David Taylor, head of global strategy, travel and hospitality at Publicis Sapient, a digital consulting company, said the crop of start-ups has other advantages: They have low overhead costs and the ability to pivot more quickly than larger competitors. Though they are launching on opposite coasts, focusing on smaller markets they see as underserved or not served at all.
Coming out of the pandemic, Taylor said people might be more open to trying something new, such as a new airline with cheap fares.
Both carriers are eager to capitalize on a wave of newly vaccinated leisure travelers. On its website, Houston-based Avelo bills itself as “the go-to airline for the outdoor purist, wine enthusiast, skier, nature lover, or anyone who wants smoother travel that saves money.”
Levy, 51, is a former president of low-cost carrier Allegiant Airlines and was chief financial officer at United Airlines as it worked to compete with an la carte model pioneered by Allegiant Air, Spirit Airlines and other low-cost carriers.
Avelo’s focus is on secondary markets near bigger cities, a strategy that Southwest Airlines pioneered by choosing Midway International Airport over O’Hare International Airport in Chicago. In Avelo’s case, think Santa Rosa instead of San Francisco, or Ogden instead of Salt Lake City. Hollywood Burbank Airport is Los Angeles without the hassles and traffic that come with a trip out of Los Angeles International, Levy said.
In Levy’s view, smaller airports translate to a low-hassle experience with smaller crowds and where schlepping from ticket counter to gate can be done on foot, rather than shuttle. Its fares may be cheaper than competitors, but like other bargain carriers, passengers will pay for “extras” like more legroom, checked baggage and carry-ons.
Avelo, flying Boeing 737-800 aircraft, might have characteristics similar to low-cost carriers such a Spirit, Frontier and Allegiant, but Levy doesn’t like that label.
“We like to consider ourselves an everyday low-fare carrier,” he said. “When people think ultralow cost carrier, the perception is not great. … I think we’re different.”
Neeleman, 61, is pitching Breeze as the new “seriously nice” airline, hoping to lure customers from larger carriers by offering nonstop service mainly from four airports — in Tampa, Charleston, S.C., New Orleans and Norfolk — to cities where existing airlines offer no service or no direct service. As with Avelo and other carriers, passengers will pay fees for bags and additional legroom (billed as a “nice” seat or “nicer” seats). Routes are two hours or less on smaller Embraer aircraft. Breeze plans to begin operating on Airbus A220 aircraft in October.
“It’s going well,” Neeleman said of the carrier’s first few weeks. “Bookings are above expectations.”
Even before it began flying, Breeze drew scrutiny for its recruitment programs from the Association of Flight Attendants-CWA, which criticized the airline for hiring students at Utah Valley University for jobs as flight attendants.
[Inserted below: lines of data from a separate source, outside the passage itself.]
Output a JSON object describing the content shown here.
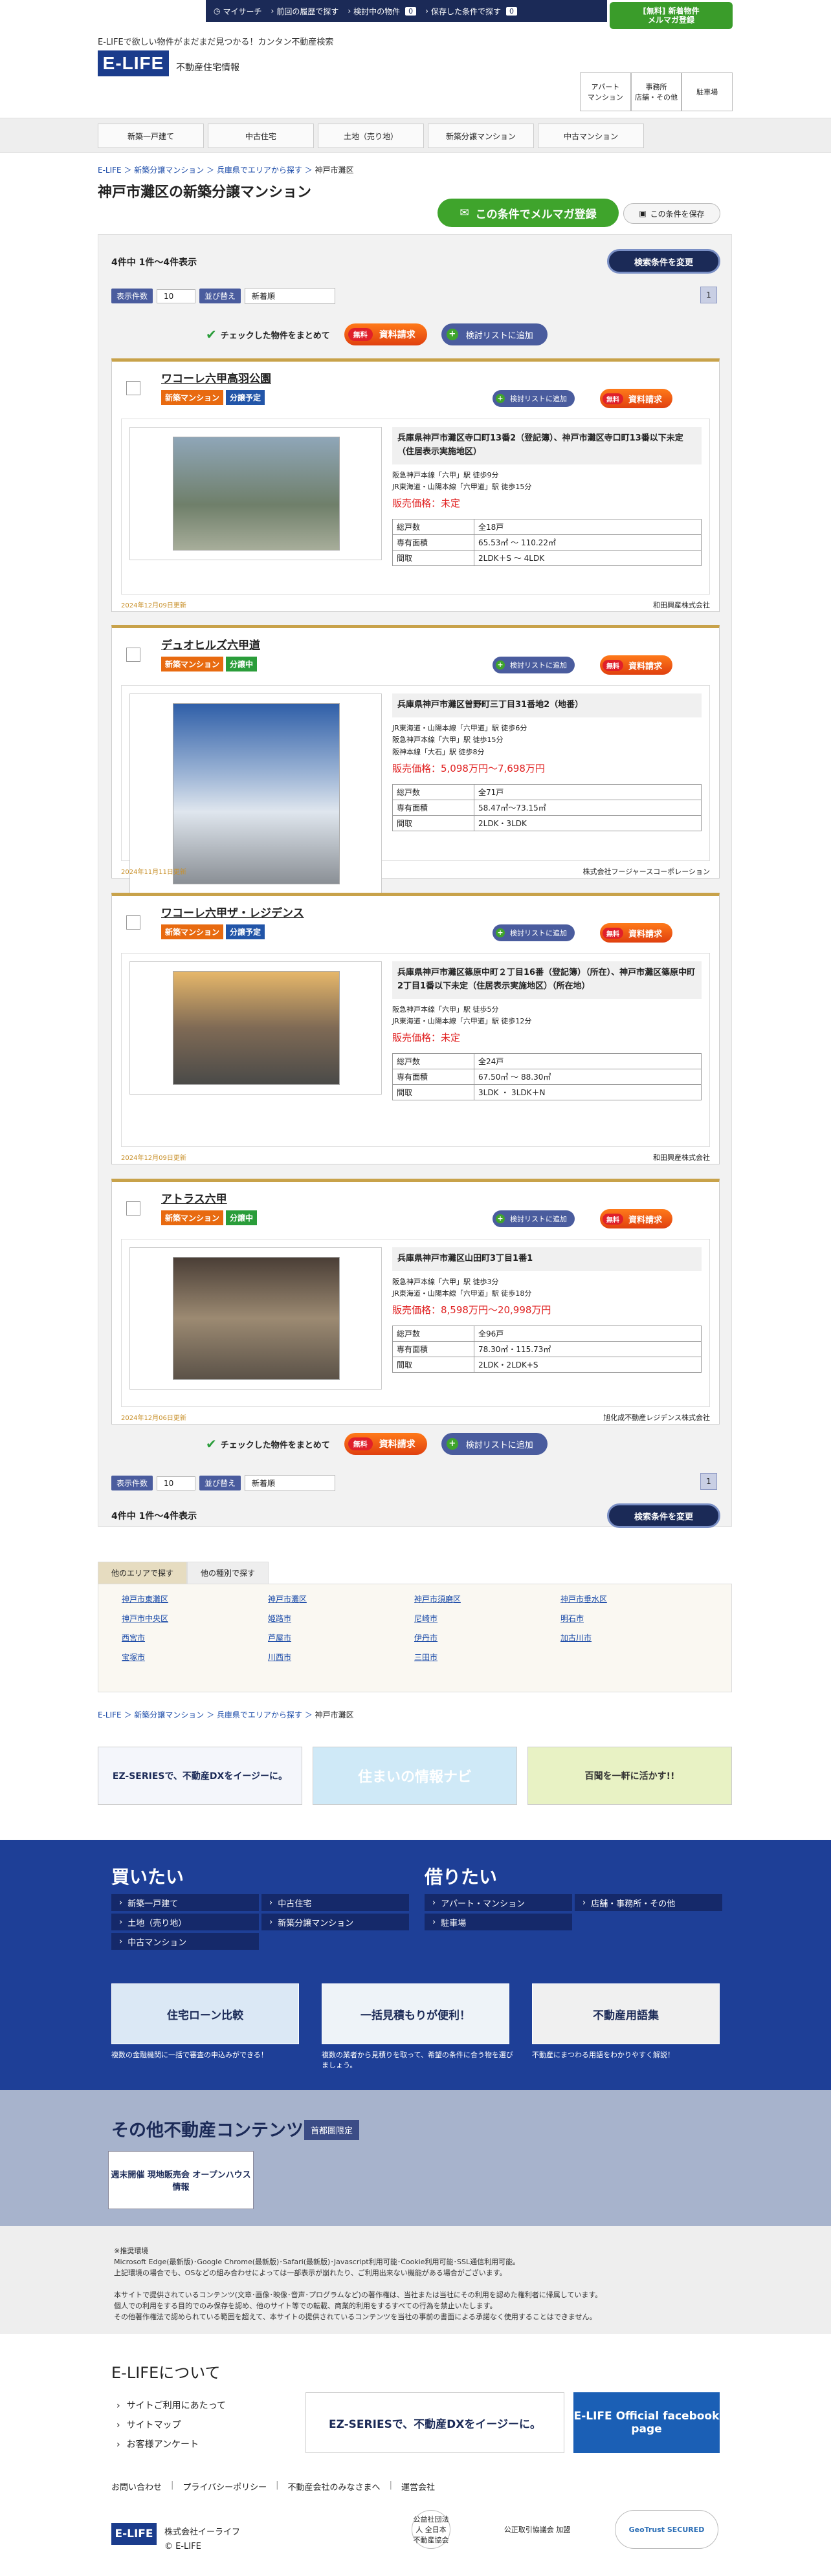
{
  "topnav": {
    "mysearch": "マイサーチ",
    "history": "前回の履歴で探す",
    "considering": "検討中の物件",
    "considering_count": "0",
    "saved": "保存した条件で探す",
    "saved_count": "0",
    "mail_top": "[無料] 新着物件",
    "mail_bottom": "メルマガ登録"
  },
  "header": {
    "tagline": "E-LIFEで欲しい物件がまだまだ見つかる！カンタン不動産検索",
    "logo": "E-LIFE",
    "logo_sub": "不動産住宅情報",
    "boxes": [
      "アパート\nマンション",
      "事務所\n店舗・その他",
      "駐車場"
    ]
  },
  "gnav": [
    "新築一戸建て",
    "中古住宅",
    "土地（売り地）",
    "新築分譲マンション",
    "中古マンション"
  ],
  "breadcrumb": [
    "E-LIFE",
    "新築分譲マンション",
    "兵庫県でエリアから探す",
    "神戸市灘区"
  ],
  "page_title": "神戸市灘区の新築分譲マンション",
  "buttons": {
    "mail_condition": "この条件でメルマガ登録",
    "save_condition": "この条件を保存",
    "change_condition": "検索条件を変更",
    "check_bulk": "チェックした物件をまとめて",
    "free": "無料",
    "request": "資料請求",
    "add_list": "検討リストに追加"
  },
  "result": {
    "count_label": "4件中 1件～4件表示",
    "per_page_label": "表示件数",
    "per_page_value": "10",
    "sort_label": "並び替え",
    "sort_value": "新着順",
    "page": "1"
  },
  "listings": [
    {
      "name": "ワコーレ六甲高羽公園",
      "tags": [
        {
          "text": "新築マンション",
          "c": "o"
        },
        {
          "text": "分譲予定",
          "c": "b"
        }
      ],
      "address": "兵庫県神戸市灘区寺口町13番2（登記簿）、神戸市灘区寺口町13番以下未定（住居表示実施地区）",
      "access": [
        "阪急神戸本線「六甲」駅 徒歩9分",
        "JR東海道・山陽本線「六甲道」駅 徒歩15分"
      ],
      "price": "販売価格：未定",
      "rows": [
        [
          "総戸数",
          "全18戸"
        ],
        [
          "専有面積",
          "65.53㎡ ～ 110.22㎡"
        ],
        [
          "間取",
          "2LDK＋S ～ 4LDK"
        ]
      ],
      "updated": "2024年12月09日更新",
      "company": "和田興産株式会社"
    },
    {
      "name": "デュオヒルズ六甲道",
      "tags": [
        {
          "text": "新築マンション",
          "c": "o"
        },
        {
          "text": "分譲中",
          "c": "g"
        }
      ],
      "address": "兵庫県神戸市灘区曽野町三丁目31番地2（地番）",
      "access": [
        "JR東海道・山陽本線「六甲道」駅 徒歩6分",
        "阪急神戸本線「六甲」駅 徒歩15分",
        "阪神本線「大石」駅 徒歩8分"
      ],
      "price": "販売価格：5,098万円～7,698万円",
      "rows": [
        [
          "総戸数",
          "全71戸"
        ],
        [
          "専有面積",
          "58.47㎡～73.15㎡"
        ],
        [
          "間取",
          "2LDK・3LDK"
        ]
      ],
      "updated": "2024年11月11日更新",
      "company": "株式会社フージャースコーポレーション"
    },
    {
      "name": "ワコーレ六甲ザ・レジデンス",
      "tags": [
        {
          "text": "新築マンション",
          "c": "o"
        },
        {
          "text": "分譲予定",
          "c": "b"
        }
      ],
      "address": "兵庫県神戸市灘区篠原中町２丁目16番（登記簿）（所在）、神戸市灘区篠原中町2丁目1番以下未定（住居表示実施地区）（所在地）",
      "access": [
        "阪急神戸本線「六甲」駅 徒歩5分",
        "JR東海道・山陽本線「六甲道」駅 徒歩12分"
      ],
      "price": "販売価格：未定",
      "rows": [
        [
          "総戸数",
          "全24戸"
        ],
        [
          "専有面積",
          "67.50㎡ ～ 88.30㎡"
        ],
        [
          "間取",
          "3LDK ・ 3LDK＋N"
        ]
      ],
      "updated": "2024年12月09日更新",
      "company": "和田興産株式会社"
    },
    {
      "name": "アトラス六甲",
      "tags": [
        {
          "text": "新築マンション",
          "c": "o"
        },
        {
          "text": "分譲中",
          "c": "g"
        }
      ],
      "address": "兵庫県神戸市灘区山田町3丁目1番1",
      "access": [
        "阪急神戸本線「六甲」駅 徒歩3分",
        "JR東海道・山陽本線「六甲道」駅 徒歩18分"
      ],
      "price": "販売価格：8,598万円～20,998万円",
      "rows": [
        [
          "総戸数",
          "全96戸"
        ],
        [
          "専有面積",
          "78.30㎡・115.73㎡"
        ],
        [
          "間取",
          "2LDK・2LDK+S"
        ]
      ],
      "updated": "2024年12月06日更新",
      "company": "旭化成不動産レジデンス株式会社"
    }
  ],
  "area_tabs": [
    "他のエリアで探す",
    "他の種別で探す"
  ],
  "areas": [
    "神戸市東灘区",
    "神戸市灘区",
    "神戸市須磨区",
    "神戸市垂水区",
    "神戸市中央区",
    "姫路市",
    "尼崎市",
    "明石市",
    "西宮市",
    "芦屋市",
    "伊丹市",
    "加古川市",
    "宝塚市",
    "川西市",
    "三田市"
  ],
  "banners": [
    "EZ-SERIESで、不動産DXをイージーに。",
    "住まいの情報ナビ",
    "百聞を一軒に活かす!!"
  ],
  "buy": {
    "title": "買いたい",
    "links": [
      "新築一戸建て",
      "中古住宅",
      "土地（売り地）",
      "新築分譲マンション",
      "中古マンション"
    ]
  },
  "rent": {
    "title": "借りたい",
    "links": [
      "アパート・マンション",
      "店舗・事務所・その他",
      "駐車場"
    ]
  },
  "promo": [
    {
      "title": "住宅ローン比較",
      "caption": "複数の金融機関に一括で審査の申込みができる！"
    },
    {
      "title": "一括見積もりが便利！",
      "caption": "複数の業者から見積りを取って、希望の条件に合う物を選びましょう。"
    },
    {
      "title": "不動産用語集",
      "caption": "不動産にまつわる用語をわかりやすく解説！"
    }
  ],
  "other": {
    "title": "その他不動産コンテンツ",
    "badge": "首都圏限定",
    "openhouse": "週末開催 現地販売会 オープンハウス情報"
  },
  "notes": "※推奨環境\nMicrosoft Edge(最新版)･Google Chrome(最新版)･Safari(最新版)･Javascript利用可能･Cookie利用可能･SSL通信利用可能。\n上記環境の場合でも、OSなどの組み合わせによっては一部表示が崩れたり、ご利用出来ない機能がある場合がございます。\n\n本サイトで提供されているコンテンツ(文章･画像･映像･音声･プログラムなど)の著作権は、当社または当社にその利用を認めた権利者に帰属しています。\n個人での利用をする目的でのみ保存を認め、他のサイト等での転載、商業的利用をするすべての行為を禁止いたします。\nその他著作権法で認められている範囲を超えて、本サイトの提供されているコンテンツを当社の事前の書面による承諾なく使用することはできません。",
  "about": {
    "title": "E-LIFEについて",
    "links": [
      "サイトご利用にあたって",
      "サイトマップ",
      "お客様アンケート"
    ],
    "ez": "EZ-SERIESで、不動産DXをイージーに。",
    "fb": "E-LIFE Official facebook page"
  },
  "footer_links": [
    "お問い合わせ",
    "プライバシーポリシー",
    "不動産会社のみなさまへ",
    "運営会社"
  ],
  "footer": {
    "logo": "E-LIFE",
    "company": "株式会社イーライフ",
    "copyright": "© E-LIFE",
    "seals": [
      "公益社団法人 全日本不動産協会",
      "公正取引協議会 加盟",
      "GeoTrust SECURED"
    ]
  }
}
After it didn’t attract enough students, it expanded its applicant pool to include nonstudents.
Established airlines are moving to defend their turf.
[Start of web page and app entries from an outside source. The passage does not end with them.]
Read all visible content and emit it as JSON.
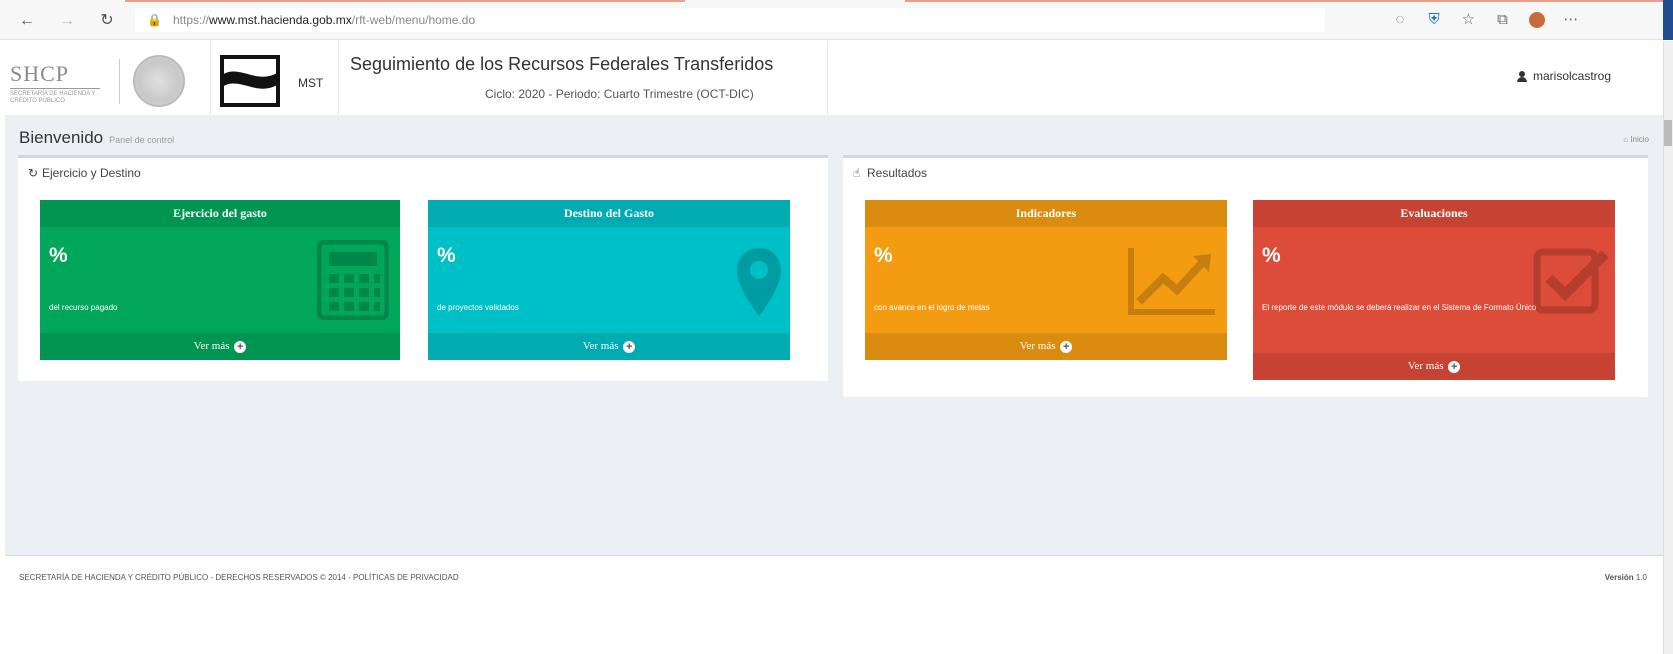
{
  "browser": {
    "url_prefix": "https://",
    "url_host": "www.mst.hacienda.gob.mx",
    "url_path": "/rft-web/menu/home.do"
  },
  "header": {
    "logo_text": "SHCP",
    "logo_sub": "SECRETARÍA DE HACIENDA Y CRÉDITO PÚBLICO",
    "mst_label": "MST",
    "title": "Seguimiento de los Recursos Federales Transferidos",
    "subtitle": "Ciclo: 2020 - Periodo: Cuarto Trimestre (OCT-DIC)",
    "user": "marisolcastrog"
  },
  "page": {
    "title": "Bienvenido",
    "subtitle": "Panel de control",
    "home_link": "Inicio"
  },
  "boxes": {
    "left_title": "Ejercicio y Destino",
    "right_title": "Resultados"
  },
  "tiles": {
    "ejercicio": {
      "title": "Ejercicio del gasto",
      "value": "%",
      "desc": "del recurso pagado",
      "link": "Ver más",
      "icon": "calculator-icon",
      "color": "#00a65a"
    },
    "destino": {
      "title": "Destino del Gasto",
      "value": "%",
      "desc": "de proyectos validados",
      "link": "Ver más",
      "icon": "map-marker-icon",
      "color": "#00c0c7"
    },
    "indicadores": {
      "title": "Indicadores",
      "value": "%",
      "desc": "con avance en el logro de metas",
      "link": "Ver más",
      "icon": "line-chart-icon",
      "color": "#f39c12"
    },
    "evaluaciones": {
      "title": "Evaluaciones",
      "value": "%",
      "desc": "El reporte de este módulo se deberá realizar en el Sistema de Formato Único",
      "link": "Ver más",
      "icon": "check-square-icon",
      "color": "#dd4b39"
    }
  },
  "footer": {
    "left": "SECRETARÍA DE HACIENDA Y CRÉDITO PÚBLICO - DERECHOS RESERVADOS © 2014 - POLÍTICAS DE PRIVACIDAD",
    "version_label": "Versión",
    "version_value": "1.0"
  }
}
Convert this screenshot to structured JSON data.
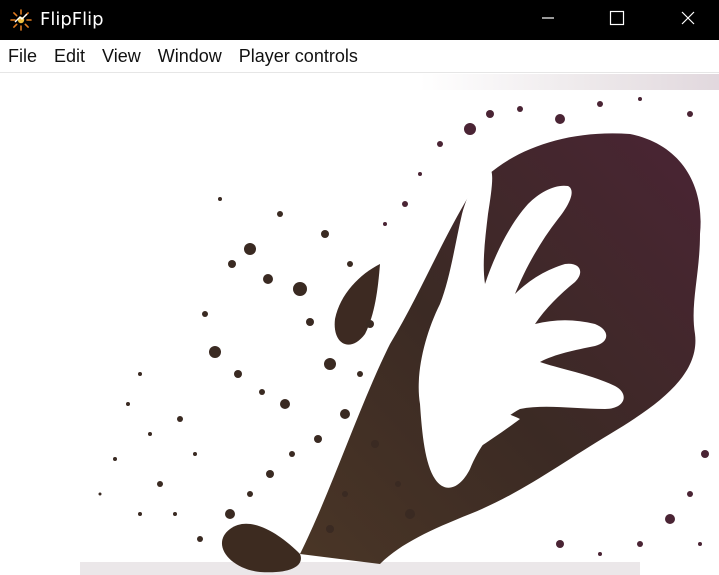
{
  "window": {
    "title": "FlipFlip",
    "app_icon": "flipflip-logo-icon",
    "controls": {
      "minimize_icon": "minimize-icon",
      "maximize_icon": "maximize-icon",
      "close_icon": "close-icon"
    }
  },
  "menu": {
    "items": [
      {
        "label": "File"
      },
      {
        "label": "Edit"
      },
      {
        "label": "View"
      },
      {
        "label": "Window"
      },
      {
        "label": "Player controls"
      }
    ]
  },
  "colors": {
    "titlebar_bg": "#000000",
    "titlebar_text": "#ffffff",
    "menubar_bg": "#ffffff",
    "content_bg": "#ffffff",
    "splatter_dark": "#3a2424",
    "splatter_brown": "#5a4030",
    "splatter_purple": "#4a2030"
  },
  "content": {
    "image_description_icon": "ink-splatter-hand-image"
  }
}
American Airlines recently announced it would fly bigger jets between Burbank and Phoenix, a route that Avelo recently began to service. Meanwhile, Alaska Airlines announced nonstop service between Burbank and Sonoma, Calif. — another pair of cities served by Avelo.
“Airlines are very focused on trying to knock someone out when they are trying to get into their marketplace,” Ferguson said. “They’re going to meet that competition head-on.”
Valencia-Miller said Avelo and Breeze must quickly build brand loyalty among a customer base willing to try the carriers. At Frontier, he said it took about four years before he and other executives felt they were on firm footing.
“JetBlue was so revolutionary when it started,” said Harteveldt. “As smart as David Neeleman is, he’s not undefeatable. This is a very different industry, and they are not going to cede market to Avelo and Breeze.”